=== RECORDS SHOWN ===
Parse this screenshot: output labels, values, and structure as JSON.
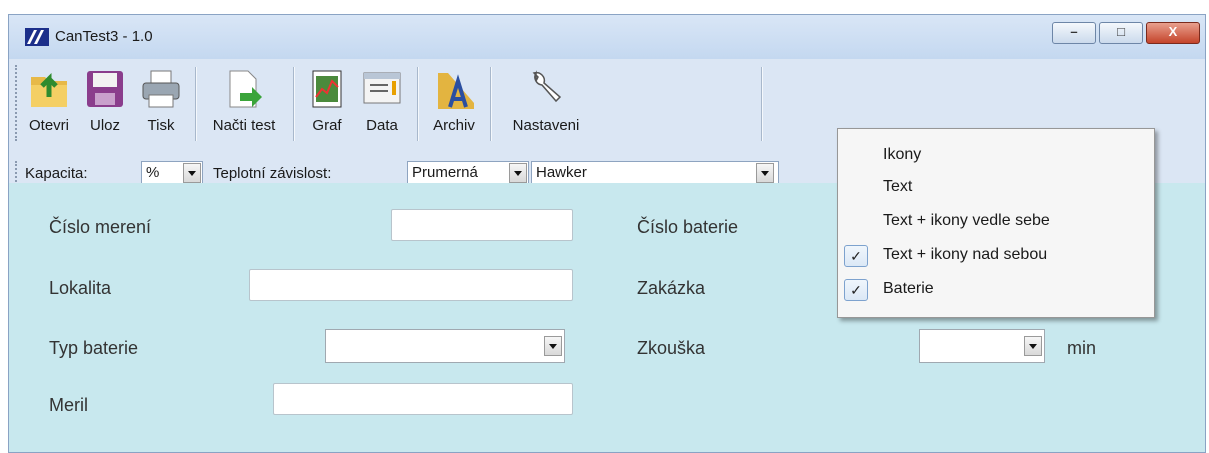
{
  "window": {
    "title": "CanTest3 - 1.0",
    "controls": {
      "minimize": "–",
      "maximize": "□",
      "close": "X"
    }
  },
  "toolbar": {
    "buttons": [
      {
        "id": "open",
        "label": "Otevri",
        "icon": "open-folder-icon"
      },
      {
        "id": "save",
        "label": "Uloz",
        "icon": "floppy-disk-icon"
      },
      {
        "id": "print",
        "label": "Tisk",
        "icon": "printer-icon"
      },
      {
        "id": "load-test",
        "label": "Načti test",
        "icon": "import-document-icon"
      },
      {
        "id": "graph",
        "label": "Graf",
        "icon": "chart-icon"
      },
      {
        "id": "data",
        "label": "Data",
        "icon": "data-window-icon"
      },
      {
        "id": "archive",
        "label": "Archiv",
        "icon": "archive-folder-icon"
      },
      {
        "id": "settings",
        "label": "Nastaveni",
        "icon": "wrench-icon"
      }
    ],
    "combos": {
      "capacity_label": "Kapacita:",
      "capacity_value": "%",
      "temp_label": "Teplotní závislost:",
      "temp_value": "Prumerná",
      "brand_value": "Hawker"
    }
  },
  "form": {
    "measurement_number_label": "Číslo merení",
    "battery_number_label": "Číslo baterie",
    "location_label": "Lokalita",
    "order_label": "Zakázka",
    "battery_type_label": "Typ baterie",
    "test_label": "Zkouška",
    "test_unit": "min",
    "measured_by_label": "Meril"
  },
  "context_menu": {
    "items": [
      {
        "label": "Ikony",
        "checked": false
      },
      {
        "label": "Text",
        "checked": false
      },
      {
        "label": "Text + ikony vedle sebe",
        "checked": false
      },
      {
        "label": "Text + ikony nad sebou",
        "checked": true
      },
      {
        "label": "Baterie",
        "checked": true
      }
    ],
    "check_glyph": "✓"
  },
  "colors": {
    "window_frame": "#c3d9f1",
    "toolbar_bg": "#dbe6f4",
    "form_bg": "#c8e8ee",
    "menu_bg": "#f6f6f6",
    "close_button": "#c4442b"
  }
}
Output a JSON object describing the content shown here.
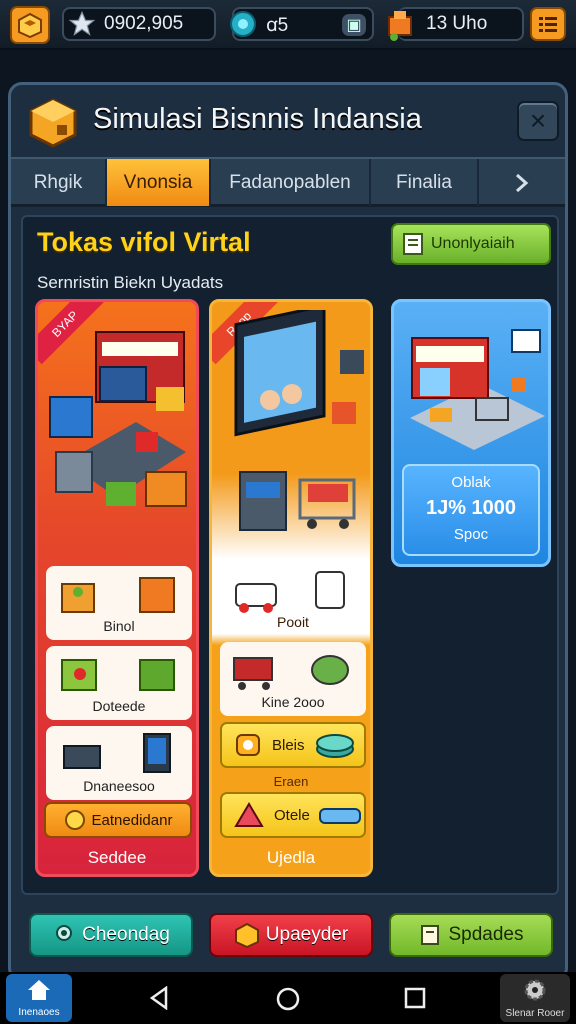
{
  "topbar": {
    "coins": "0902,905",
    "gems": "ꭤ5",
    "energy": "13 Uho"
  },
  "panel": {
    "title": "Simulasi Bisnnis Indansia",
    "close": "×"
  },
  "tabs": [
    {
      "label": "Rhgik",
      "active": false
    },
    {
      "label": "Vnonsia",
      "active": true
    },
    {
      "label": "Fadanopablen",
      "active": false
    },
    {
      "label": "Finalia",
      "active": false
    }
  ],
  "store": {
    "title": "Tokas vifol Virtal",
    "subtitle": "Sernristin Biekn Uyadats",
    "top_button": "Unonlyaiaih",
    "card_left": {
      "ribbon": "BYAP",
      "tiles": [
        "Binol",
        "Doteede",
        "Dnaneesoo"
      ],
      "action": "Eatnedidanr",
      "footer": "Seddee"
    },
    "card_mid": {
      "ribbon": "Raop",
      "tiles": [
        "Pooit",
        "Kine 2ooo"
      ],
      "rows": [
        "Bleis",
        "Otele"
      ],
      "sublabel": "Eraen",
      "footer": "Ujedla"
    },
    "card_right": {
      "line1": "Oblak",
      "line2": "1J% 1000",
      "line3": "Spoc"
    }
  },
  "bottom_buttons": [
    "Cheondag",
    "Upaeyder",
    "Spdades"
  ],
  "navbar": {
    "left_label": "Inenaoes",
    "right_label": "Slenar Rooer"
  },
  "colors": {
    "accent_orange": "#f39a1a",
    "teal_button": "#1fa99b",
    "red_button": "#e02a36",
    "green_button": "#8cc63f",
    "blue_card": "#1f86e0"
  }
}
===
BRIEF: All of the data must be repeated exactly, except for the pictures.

WRITTEN SOLUTION:
Parse this screenshot: output labels, values, and structure as JSON.
{
  "window": {
    "title": "CanTest3 - 1.0",
    "controls": {
      "minimize": "–",
      "maximize": "□",
      "close": "X"
    }
  },
  "toolbar": {
    "buttons": [
      {
        "id": "open",
        "label": "Otevri",
        "icon": "open-folder-icon"
      },
      {
        "id": "save",
        "label": "Uloz",
        "icon": "floppy-disk-icon"
      },
      {
        "id": "print",
        "label": "Tisk",
        "icon": "printer-icon"
      },
      {
        "id": "load-test",
        "label": "Načti test",
        "icon": "import-document-icon"
      },
      {
        "id": "graph",
        "label": "Graf",
        "icon": "chart-icon"
      },
      {
        "id": "data",
        "label": "Data",
        "icon": "data-window-icon"
      },
      {
        "id": "archive",
        "label": "Archiv",
        "icon": "archive-folder-icon"
      },
      {
        "id": "settings",
        "label": "Nastaveni",
        "icon": "wrench-icon"
      }
    ],
    "combos": {
      "capacity_label": "Kapacita:",
      "capacity_value": "%",
      "temp_label": "Teplotní závislost:",
      "temp_value": "Prumerná",
      "brand_value": "Hawker"
    }
  },
  "form": {
    "measurement_number_label": "Číslo merení",
    "battery_number_label": "Číslo baterie",
    "location_label": "Lokalita",
    "order_label": "Zakázka",
    "battery_type_label": "Typ baterie",
    "test_label": "Zkouška",
    "test_unit": "min",
    "measured_by_label": "Meril"
  },
  "context_menu": {
    "items": [
      {
        "label": "Ikony",
        "checked": false
      },
      {
        "label": "Text",
        "checked": false
      },
      {
        "label": "Text + ikony vedle sebe",
        "checked": false
      },
      {
        "label": "Text + ikony nad sebou",
        "checked": true
      },
      {
        "label": "Baterie",
        "checked": true
      }
    ],
    "check_glyph": "✓"
  },
  "colors": {
    "window_frame": "#c3d9f1",
    "toolbar_bg": "#dbe6f4",
    "form_bg": "#c8e8ee",
    "menu_bg": "#f6f6f6",
    "close_button": "#c4442b"
  }
}
Output a JSON object describing the content shown here.
{
  "topbar": {
    "coins": "0902,905",
    "gems": "ꭤ5",
    "energy": "13 Uho"
  },
  "panel": {
    "title": "Simulasi Bisnnis Indansia",
    "close": "×"
  },
  "tabs": [
    {
      "label": "Rhgik",
      "active": false
    },
    {
      "label": "Vnonsia",
      "active": true
    },
    {
      "label": "Fadanopablen",
      "active": false
    },
    {
      "label": "Finalia",
      "active": false
    }
  ],
  "store": {
    "title": "Tokas vifol Virtal",
    "subtitle": "Sernristin Biekn Uyadats",
    "top_button": "Unonlyaiaih",
    "card_left": {
      "ribbon": "BYAP",
      "tiles": [
        "Binol",
        "Doteede",
        "Dnaneesoo"
      ],
      "action": "Eatnedidanr",
      "footer": "Seddee"
    },
    "card_mid": {
      "ribbon": "Raop",
      "tiles": [
        "Pooit",
        "Kine 2ooo"
      ],
      "rows": [
        "Bleis",
        "Otele"
      ],
      "sublabel": "Eraen",
      "footer": "Ujedla"
    },
    "card_right": {
      "line1": "Oblak",
      "line2": "1J% 1000",
      "line3": "Spoc"
    }
  },
  "bottom_buttons": [
    "Cheondag",
    "Upaeyder",
    "Spdades"
  ],
  "navbar": {
    "left_label": "Inenaoes",
    "right_label": "Slenar Rooer"
  },
  "colors": {
    "accent_orange": "#f39a1a",
    "teal_button": "#1fa99b",
    "red_button": "#e02a36",
    "green_button": "#8cc63f",
    "blue_card": "#1f86e0"
  }
}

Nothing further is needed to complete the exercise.